> **Assignment**: Which lines of the records contain the word "true"? Copy each one.

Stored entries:
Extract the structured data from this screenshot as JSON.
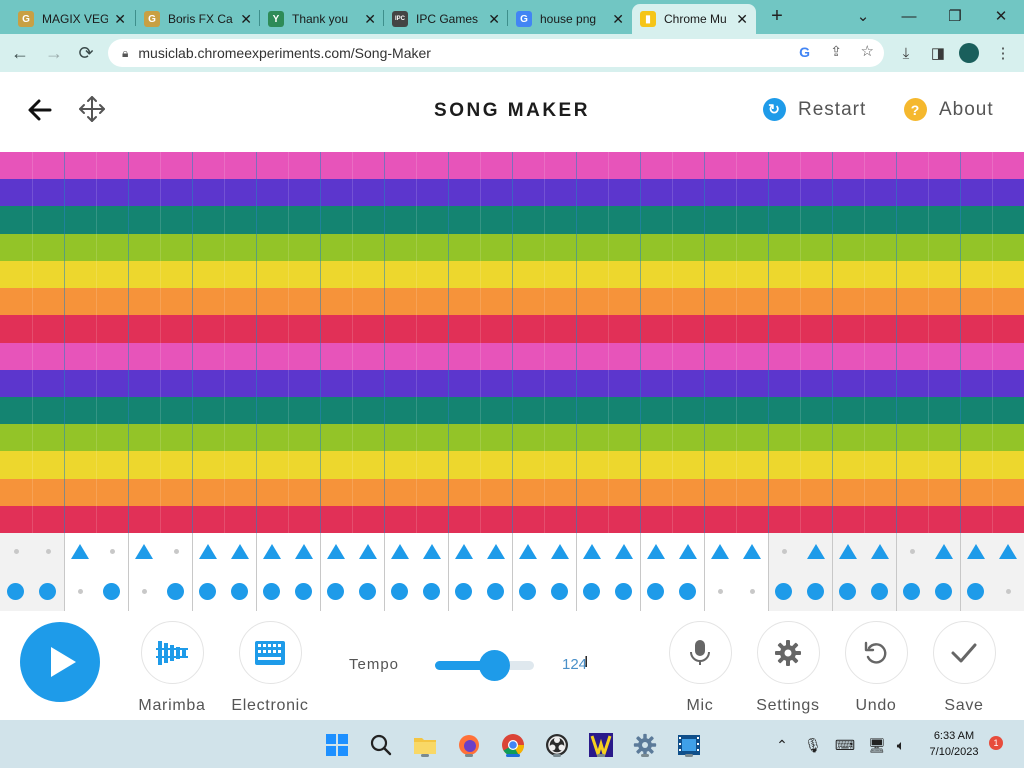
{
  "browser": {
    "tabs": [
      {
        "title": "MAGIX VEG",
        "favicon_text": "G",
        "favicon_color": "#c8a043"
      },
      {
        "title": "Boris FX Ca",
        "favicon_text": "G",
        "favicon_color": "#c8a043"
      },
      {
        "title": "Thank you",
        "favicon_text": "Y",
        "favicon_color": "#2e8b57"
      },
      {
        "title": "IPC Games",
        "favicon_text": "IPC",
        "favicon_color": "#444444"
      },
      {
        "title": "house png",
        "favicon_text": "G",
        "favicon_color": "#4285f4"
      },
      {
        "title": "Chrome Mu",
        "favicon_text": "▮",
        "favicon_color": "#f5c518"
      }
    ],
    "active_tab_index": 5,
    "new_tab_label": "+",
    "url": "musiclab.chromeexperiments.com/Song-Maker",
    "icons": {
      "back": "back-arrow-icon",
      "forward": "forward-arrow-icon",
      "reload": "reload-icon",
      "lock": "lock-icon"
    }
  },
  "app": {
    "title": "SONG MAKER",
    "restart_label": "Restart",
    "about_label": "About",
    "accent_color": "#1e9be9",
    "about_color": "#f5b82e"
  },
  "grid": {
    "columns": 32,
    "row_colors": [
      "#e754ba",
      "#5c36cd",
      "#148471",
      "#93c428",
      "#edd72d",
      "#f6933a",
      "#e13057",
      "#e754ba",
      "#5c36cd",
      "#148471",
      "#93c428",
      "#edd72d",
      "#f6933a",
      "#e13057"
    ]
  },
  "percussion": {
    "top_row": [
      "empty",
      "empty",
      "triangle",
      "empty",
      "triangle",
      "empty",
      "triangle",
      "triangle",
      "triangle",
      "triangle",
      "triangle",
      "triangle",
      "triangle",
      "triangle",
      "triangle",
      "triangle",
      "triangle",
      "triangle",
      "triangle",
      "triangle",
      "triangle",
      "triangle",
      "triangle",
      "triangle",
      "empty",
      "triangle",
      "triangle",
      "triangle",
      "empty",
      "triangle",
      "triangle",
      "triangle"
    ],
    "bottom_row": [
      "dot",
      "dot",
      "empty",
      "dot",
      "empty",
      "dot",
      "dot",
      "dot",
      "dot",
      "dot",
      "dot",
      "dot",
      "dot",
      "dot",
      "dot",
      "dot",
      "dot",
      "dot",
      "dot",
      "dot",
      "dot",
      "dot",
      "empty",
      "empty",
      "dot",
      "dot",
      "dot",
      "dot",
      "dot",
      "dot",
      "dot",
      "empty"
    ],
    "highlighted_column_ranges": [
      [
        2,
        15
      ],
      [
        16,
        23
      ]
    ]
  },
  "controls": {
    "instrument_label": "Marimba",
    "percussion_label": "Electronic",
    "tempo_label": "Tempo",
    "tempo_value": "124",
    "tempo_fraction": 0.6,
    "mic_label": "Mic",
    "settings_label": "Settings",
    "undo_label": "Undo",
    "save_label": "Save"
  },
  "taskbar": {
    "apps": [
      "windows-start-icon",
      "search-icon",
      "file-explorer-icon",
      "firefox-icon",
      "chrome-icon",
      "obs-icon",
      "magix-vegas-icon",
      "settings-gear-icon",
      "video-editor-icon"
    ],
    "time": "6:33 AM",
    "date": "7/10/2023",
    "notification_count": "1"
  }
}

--

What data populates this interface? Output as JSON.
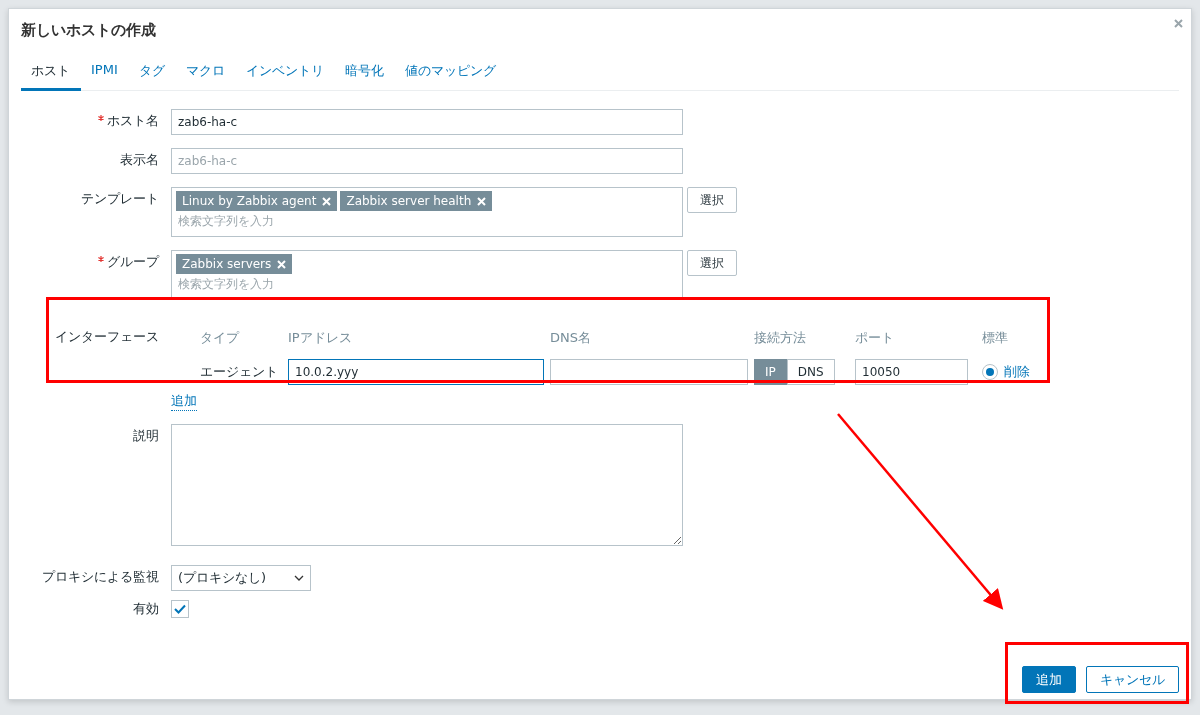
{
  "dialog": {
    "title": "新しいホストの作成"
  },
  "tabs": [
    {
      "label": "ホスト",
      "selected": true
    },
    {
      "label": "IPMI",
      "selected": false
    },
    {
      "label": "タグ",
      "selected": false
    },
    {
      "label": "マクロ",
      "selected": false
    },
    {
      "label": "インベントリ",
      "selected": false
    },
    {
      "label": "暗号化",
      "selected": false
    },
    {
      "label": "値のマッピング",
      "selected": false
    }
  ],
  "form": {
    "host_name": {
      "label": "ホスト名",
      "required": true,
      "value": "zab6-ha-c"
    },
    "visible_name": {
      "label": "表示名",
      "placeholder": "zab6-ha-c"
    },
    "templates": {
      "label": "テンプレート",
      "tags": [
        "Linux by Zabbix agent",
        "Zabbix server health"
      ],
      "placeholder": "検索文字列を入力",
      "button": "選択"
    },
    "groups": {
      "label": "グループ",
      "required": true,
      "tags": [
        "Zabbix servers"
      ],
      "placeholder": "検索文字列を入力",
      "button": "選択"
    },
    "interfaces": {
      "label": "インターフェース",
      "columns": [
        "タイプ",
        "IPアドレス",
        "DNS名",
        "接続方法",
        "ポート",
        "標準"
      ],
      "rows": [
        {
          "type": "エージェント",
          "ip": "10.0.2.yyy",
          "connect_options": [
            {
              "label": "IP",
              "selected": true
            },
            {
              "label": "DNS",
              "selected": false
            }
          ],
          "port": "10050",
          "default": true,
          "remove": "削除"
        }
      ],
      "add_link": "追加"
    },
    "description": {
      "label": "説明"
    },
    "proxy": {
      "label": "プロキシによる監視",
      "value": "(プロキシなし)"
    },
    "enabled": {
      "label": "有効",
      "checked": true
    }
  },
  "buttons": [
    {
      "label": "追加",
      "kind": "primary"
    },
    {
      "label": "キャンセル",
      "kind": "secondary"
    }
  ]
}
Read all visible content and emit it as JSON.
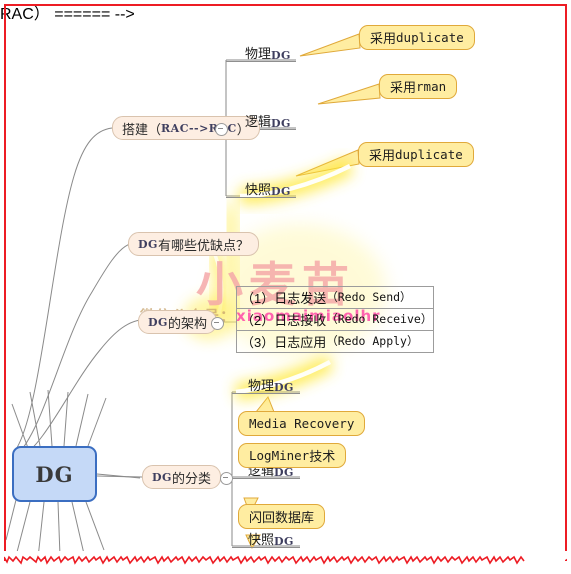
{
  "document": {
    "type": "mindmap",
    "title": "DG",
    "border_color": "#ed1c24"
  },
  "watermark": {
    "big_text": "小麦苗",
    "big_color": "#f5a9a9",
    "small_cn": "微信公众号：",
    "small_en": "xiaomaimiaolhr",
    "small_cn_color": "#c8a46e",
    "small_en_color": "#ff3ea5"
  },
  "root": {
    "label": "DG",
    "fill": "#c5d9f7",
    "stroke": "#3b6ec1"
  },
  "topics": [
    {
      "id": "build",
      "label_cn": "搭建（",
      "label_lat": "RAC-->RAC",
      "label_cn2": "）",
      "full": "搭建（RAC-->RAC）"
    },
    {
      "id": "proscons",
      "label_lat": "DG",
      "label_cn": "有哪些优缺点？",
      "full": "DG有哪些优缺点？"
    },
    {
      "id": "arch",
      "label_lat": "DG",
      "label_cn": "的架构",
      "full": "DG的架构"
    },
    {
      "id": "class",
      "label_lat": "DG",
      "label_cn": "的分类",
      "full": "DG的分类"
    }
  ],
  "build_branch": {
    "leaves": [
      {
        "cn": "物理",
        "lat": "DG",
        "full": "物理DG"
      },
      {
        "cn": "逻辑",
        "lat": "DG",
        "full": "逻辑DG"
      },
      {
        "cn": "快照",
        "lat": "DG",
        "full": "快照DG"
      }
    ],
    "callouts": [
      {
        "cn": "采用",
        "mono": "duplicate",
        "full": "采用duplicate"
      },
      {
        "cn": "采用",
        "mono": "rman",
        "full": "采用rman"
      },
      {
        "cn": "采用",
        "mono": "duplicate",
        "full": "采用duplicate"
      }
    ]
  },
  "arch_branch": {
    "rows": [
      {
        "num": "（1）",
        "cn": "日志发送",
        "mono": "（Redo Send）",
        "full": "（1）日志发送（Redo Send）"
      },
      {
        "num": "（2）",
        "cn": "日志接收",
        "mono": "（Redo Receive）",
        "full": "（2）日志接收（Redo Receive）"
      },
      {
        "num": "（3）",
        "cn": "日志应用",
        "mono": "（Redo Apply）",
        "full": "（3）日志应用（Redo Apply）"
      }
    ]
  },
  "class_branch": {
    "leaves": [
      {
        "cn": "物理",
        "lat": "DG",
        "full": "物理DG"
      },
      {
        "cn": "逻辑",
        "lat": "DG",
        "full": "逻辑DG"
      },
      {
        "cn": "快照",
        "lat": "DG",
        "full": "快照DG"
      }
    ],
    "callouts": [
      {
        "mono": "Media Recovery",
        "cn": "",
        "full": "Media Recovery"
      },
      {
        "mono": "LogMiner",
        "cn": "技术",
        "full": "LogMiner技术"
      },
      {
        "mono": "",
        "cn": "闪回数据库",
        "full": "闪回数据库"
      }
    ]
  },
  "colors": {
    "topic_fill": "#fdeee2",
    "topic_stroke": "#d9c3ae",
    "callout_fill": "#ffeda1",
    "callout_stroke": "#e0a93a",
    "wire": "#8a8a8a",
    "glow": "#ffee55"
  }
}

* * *

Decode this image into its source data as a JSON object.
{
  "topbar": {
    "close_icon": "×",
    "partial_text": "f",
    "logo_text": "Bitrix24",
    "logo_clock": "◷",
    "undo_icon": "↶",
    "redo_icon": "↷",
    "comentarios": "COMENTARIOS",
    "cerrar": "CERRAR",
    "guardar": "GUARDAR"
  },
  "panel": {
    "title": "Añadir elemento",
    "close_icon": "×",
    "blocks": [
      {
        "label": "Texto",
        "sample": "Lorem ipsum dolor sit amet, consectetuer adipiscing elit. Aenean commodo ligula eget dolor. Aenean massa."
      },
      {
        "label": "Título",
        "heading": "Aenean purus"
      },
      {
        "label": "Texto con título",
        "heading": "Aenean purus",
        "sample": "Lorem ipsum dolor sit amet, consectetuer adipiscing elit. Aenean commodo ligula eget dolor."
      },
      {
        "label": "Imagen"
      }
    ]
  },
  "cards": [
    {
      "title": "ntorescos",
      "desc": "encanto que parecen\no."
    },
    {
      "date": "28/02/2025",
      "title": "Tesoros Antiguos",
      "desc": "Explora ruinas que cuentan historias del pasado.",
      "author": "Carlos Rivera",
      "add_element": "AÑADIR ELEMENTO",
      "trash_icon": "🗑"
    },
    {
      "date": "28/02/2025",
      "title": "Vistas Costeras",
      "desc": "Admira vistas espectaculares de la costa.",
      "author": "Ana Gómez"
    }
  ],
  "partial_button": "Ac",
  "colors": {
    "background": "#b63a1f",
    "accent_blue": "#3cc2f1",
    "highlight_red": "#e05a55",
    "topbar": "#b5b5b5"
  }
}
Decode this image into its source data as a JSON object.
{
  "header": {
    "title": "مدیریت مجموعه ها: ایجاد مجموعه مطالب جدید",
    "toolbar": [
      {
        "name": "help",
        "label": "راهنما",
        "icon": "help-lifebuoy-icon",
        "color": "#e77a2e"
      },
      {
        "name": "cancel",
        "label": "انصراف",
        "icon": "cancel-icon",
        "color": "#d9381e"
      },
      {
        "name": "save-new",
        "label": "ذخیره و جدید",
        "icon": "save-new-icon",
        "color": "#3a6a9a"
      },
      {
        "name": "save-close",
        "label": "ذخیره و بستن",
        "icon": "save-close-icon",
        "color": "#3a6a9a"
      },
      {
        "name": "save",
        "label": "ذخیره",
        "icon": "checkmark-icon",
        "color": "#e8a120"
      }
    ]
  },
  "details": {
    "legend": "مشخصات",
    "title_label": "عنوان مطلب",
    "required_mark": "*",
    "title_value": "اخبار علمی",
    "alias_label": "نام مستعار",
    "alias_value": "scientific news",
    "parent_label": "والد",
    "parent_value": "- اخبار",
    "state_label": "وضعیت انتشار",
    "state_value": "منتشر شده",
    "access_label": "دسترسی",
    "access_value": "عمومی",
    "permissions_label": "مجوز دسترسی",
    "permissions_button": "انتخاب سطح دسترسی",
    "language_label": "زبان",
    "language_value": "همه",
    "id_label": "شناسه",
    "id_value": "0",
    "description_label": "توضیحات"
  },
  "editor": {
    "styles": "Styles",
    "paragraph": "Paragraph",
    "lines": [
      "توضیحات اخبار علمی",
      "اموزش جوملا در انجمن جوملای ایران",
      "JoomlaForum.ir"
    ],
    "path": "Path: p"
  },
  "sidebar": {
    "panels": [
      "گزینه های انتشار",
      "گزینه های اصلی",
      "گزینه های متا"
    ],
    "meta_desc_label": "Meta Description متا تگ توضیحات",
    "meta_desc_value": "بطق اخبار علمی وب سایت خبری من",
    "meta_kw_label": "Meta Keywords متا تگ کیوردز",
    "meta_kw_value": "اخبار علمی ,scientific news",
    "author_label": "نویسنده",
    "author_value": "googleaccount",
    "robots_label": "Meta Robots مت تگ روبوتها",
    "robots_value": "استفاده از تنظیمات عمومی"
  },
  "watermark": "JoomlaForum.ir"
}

> **Response below**:
      "selected": true
      "required": true,
      "required": true,
              "selected": true
          "default": true,
      "checked": true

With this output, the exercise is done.